Mars Sues Agency Over Breach of Exclusivity Provisions

Negotiating exclusivity provisions in agency agreements can often be difficult. Companies want to broadly prevent agencies from working for competitors, while agencies are reluctant to cut off other sources of work. In most cases, though, once the parties have settled on the terms, the relationship moves forward and any disputes are resolved amicably behind the scenes. A recent lawsuit filed by Mars Wrigley against a promotions agency demonstrates that’s not always the case, though.

The agreement between the parties includes a provision that prevents the agency from working for a competitor without Mars’ express approval. Last year, however, Mars employees learned that the agency had answered an RFP and won a contract with a competitor without seeking approval. Mars believes this couldn’t have happened without the use of their confidential information and, to make matters worse, that two representatives with experience working for Mars have been assigned to the new account.

Mars alleges that it tried to get more information from the agency by invoking its audit rights under the agreement, but that the agency refused.
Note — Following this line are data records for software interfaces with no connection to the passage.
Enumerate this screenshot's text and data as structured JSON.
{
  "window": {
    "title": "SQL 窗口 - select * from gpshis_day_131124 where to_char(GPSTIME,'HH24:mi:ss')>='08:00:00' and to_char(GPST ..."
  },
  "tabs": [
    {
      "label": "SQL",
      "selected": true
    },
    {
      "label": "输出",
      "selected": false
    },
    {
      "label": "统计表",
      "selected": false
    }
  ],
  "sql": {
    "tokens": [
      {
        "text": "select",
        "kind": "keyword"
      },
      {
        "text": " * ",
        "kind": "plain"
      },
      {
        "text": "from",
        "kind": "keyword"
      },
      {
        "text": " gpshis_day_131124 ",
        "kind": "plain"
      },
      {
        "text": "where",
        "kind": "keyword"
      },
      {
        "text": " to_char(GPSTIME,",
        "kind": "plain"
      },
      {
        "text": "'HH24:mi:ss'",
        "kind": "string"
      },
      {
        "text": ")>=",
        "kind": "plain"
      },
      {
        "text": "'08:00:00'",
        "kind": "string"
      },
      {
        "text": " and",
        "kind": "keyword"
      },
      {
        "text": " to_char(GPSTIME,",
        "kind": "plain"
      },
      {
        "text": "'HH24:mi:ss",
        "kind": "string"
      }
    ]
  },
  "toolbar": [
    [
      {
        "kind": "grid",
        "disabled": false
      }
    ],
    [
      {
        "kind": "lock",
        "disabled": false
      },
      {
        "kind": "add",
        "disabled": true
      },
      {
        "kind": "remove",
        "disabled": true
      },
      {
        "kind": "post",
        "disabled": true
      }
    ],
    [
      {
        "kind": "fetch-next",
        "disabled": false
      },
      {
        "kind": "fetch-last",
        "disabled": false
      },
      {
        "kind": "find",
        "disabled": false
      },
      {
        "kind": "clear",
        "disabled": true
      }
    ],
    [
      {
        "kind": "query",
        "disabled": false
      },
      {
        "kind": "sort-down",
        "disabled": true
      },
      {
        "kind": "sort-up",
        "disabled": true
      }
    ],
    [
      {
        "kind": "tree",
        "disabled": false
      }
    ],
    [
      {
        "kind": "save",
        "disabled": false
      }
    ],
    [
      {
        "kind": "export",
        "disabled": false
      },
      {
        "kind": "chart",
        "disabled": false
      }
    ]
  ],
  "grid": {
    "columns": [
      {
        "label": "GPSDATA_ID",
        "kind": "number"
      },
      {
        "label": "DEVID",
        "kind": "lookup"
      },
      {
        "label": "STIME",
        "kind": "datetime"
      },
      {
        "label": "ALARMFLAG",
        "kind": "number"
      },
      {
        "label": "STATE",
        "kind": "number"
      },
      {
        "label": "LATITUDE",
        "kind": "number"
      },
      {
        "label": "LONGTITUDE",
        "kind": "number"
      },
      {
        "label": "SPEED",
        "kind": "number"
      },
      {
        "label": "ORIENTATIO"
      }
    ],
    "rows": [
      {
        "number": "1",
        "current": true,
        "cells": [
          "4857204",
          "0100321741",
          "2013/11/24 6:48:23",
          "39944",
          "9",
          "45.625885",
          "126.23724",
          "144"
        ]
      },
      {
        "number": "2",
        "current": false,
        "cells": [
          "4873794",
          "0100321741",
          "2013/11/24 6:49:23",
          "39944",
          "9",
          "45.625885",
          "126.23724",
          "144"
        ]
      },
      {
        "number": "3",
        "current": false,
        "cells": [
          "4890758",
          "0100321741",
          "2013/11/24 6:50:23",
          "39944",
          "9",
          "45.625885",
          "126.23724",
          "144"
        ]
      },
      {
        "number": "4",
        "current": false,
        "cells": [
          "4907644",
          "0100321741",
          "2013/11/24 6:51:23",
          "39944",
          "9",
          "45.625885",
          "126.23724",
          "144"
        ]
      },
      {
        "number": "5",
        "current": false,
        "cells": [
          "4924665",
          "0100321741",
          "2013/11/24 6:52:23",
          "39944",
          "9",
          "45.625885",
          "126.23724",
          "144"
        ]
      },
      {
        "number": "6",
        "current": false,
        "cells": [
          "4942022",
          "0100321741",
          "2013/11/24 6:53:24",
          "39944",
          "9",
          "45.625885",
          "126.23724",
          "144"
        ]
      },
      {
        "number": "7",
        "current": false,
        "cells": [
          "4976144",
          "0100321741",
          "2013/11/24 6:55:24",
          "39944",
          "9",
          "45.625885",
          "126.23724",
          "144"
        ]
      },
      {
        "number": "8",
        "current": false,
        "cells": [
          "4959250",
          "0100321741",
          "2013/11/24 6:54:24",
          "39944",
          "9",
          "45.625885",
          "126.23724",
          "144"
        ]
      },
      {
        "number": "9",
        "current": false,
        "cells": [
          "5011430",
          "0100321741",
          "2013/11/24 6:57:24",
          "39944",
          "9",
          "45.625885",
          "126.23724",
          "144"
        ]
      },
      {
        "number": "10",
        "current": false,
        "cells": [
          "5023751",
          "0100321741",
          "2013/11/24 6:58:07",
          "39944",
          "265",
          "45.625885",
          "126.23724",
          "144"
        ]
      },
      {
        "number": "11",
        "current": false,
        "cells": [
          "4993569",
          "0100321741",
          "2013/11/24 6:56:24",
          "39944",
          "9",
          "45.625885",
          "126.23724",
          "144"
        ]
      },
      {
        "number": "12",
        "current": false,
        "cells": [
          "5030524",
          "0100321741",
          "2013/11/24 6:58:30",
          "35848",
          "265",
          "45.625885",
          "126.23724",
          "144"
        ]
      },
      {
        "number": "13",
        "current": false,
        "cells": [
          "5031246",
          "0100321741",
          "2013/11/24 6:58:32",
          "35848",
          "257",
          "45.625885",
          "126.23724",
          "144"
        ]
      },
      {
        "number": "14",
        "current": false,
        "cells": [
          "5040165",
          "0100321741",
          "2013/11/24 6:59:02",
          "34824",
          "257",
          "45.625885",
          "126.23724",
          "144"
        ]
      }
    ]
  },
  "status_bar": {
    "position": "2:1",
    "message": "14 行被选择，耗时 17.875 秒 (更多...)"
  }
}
And Mars reports that it sought to resolve the dispute amicably, as required by the agreement, but that those efforts have failed. The lawsuit asserts three counts of breach of contract and seeks an order requiring the agency to protect Mars’ confidential information and work product.

At this point, we only have one (heavily redacted) part of the story, and we don’t know whether either party did anything wrong or whether there are lessons to be learned here. But this case may serve as a good reminder to think carefully about exclusivity and confidentiality provisions in your agency agreements.